## What you will do
Retype, with no pictures, each line from the one that holds "Parse this screenshot: output" through the last line of the entries below, both included.

App and web page records:
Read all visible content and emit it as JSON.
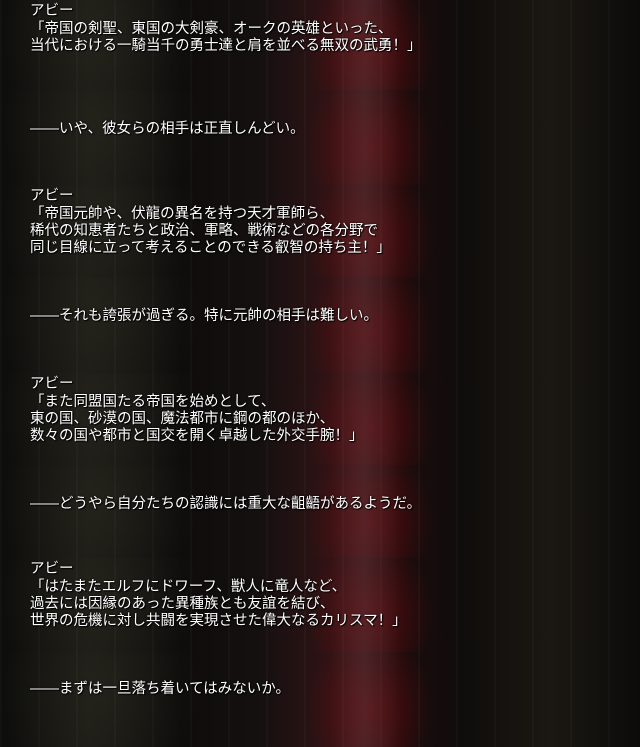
{
  "panels": [
    {
      "type": "dialogue",
      "speaker": "アビー",
      "lines": [
        "「帝国の剣聖、東国の大剣豪、オークの英雄といった、",
        "当代における一騎当千の勇士達と肩を並べる無双の武勇！」"
      ]
    },
    {
      "type": "narration",
      "text": "――いや、彼女らの相手は正直しんどい。"
    },
    {
      "type": "dialogue",
      "speaker": "アビー",
      "lines": [
        "「帝国元帥や、伏龍の異名を持つ天才軍師ら、",
        "稀代の知恵者たちと政治、軍略、戦術などの各分野で",
        "同じ目線に立って考えることのできる叡智の持ち主！」"
      ]
    },
    {
      "type": "narration",
      "text": "――それも誇張が過ぎる。特に元帥の相手は難しい。"
    },
    {
      "type": "dialogue",
      "speaker": "アビー",
      "lines": [
        "「また同盟国たる帝国を始めとして、",
        "東の国、砂漠の国、魔法都市に鋼の都のほか、",
        "数々の国や都市と国交を開く卓越した外交手腕！」"
      ]
    },
    {
      "type": "narration",
      "text": "――どうやら自分たちの認識には重大な齟齬があるようだ。"
    },
    {
      "type": "dialogue",
      "speaker": "アビー",
      "lines": [
        "「はたまたエルフにドワーフ、獣人に竜人など、",
        "過去には因縁のあった異種族とも友誼を結び、",
        "世界の危機に対し共闘を実現させた偉大なるカリスマ！」"
      ]
    },
    {
      "type": "narration",
      "text": "――まずは一旦落ち着いてはみないか。"
    }
  ]
}
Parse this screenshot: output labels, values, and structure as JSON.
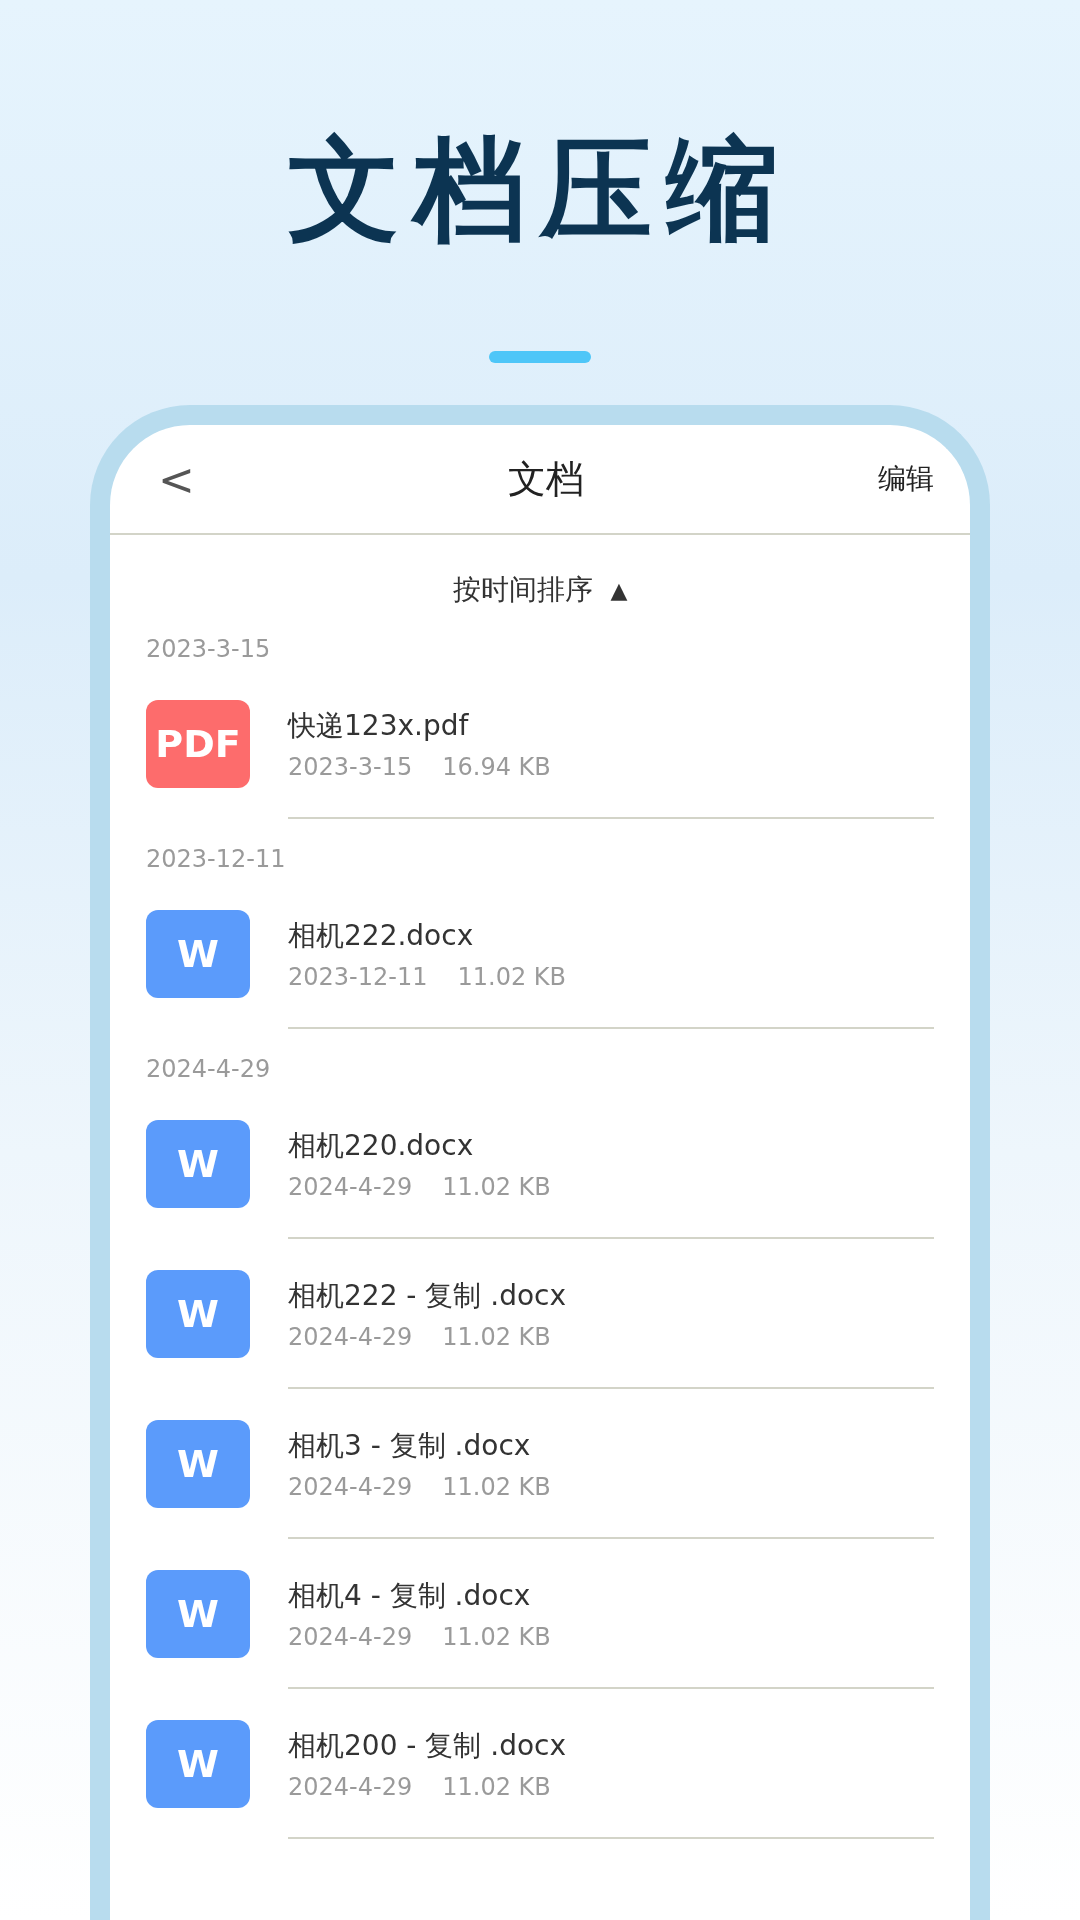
{
  "headline": "文档压缩",
  "top_bar": {
    "back": "<",
    "title": "文档",
    "action": "编辑"
  },
  "sort": {
    "label": "按时间排序",
    "arrow": "▲"
  },
  "groups": [
    {
      "date": "2023-3-15",
      "files": [
        {
          "kind": "pdf",
          "icon_text": "PDF",
          "name": "快递123x.pdf",
          "date": "2023-3-15",
          "size": "16.94 KB"
        }
      ]
    },
    {
      "date": "2023-12-11",
      "files": [
        {
          "kind": "word",
          "icon_text": "W",
          "name": "相机222.docx",
          "date": "2023-12-11",
          "size": "11.02 KB"
        }
      ]
    },
    {
      "date": "2024-4-29",
      "files": [
        {
          "kind": "word",
          "icon_text": "W",
          "name": "相机220.docx",
          "date": "2024-4-29",
          "size": "11.02 KB"
        },
        {
          "kind": "word",
          "icon_text": "W",
          "name": "相机222 - 复制 .docx",
          "date": "2024-4-29",
          "size": "11.02 KB"
        },
        {
          "kind": "word",
          "icon_text": "W",
          "name": "相机3 - 复制 .docx",
          "date": "2024-4-29",
          "size": "11.02 KB"
        },
        {
          "kind": "word",
          "icon_text": "W",
          "name": "相机4 - 复制 .docx",
          "date": "2024-4-29",
          "size": "11.02 KB"
        },
        {
          "kind": "word",
          "icon_text": "W",
          "name": "相机200 - 复制 .docx",
          "date": "2024-4-29",
          "size": "11.02 KB"
        }
      ]
    }
  ]
}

## Written answer
Parse this screenshot: output labels, values, and structure as JSON.
{
  "headline": "文档压缩",
  "top_bar": {
    "back": "<",
    "title": "文档",
    "action": "编辑"
  },
  "sort": {
    "label": "按时间排序",
    "arrow": "▲"
  },
  "groups": [
    {
      "date": "2023-3-15",
      "files": [
        {
          "kind": "pdf",
          "icon_text": "PDF",
          "name": "快递123x.pdf",
          "date": "2023-3-15",
          "size": "16.94 KB"
        }
      ]
    },
    {
      "date": "2023-12-11",
      "files": [
        {
          "kind": "word",
          "icon_text": "W",
          "name": "相机222.docx",
          "date": "2023-12-11",
          "size": "11.02 KB"
        }
      ]
    },
    {
      "date": "2024-4-29",
      "files": [
        {
          "kind": "word",
          "icon_text": "W",
          "name": "相机220.docx",
          "date": "2024-4-29",
          "size": "11.02 KB"
        },
        {
          "kind": "word",
          "icon_text": "W",
          "name": "相机222 - 复制 .docx",
          "date": "2024-4-29",
          "size": "11.02 KB"
        },
        {
          "kind": "word",
          "icon_text": "W",
          "name": "相机3 - 复制 .docx",
          "date": "2024-4-29",
          "size": "11.02 KB"
        },
        {
          "kind": "word",
          "icon_text": "W",
          "name": "相机4 - 复制 .docx",
          "date": "2024-4-29",
          "size": "11.02 KB"
        },
        {
          "kind": "word",
          "icon_text": "W",
          "name": "相机200 - 复制 .docx",
          "date": "2024-4-29",
          "size": "11.02 KB"
        }
      ]
    }
  ]
}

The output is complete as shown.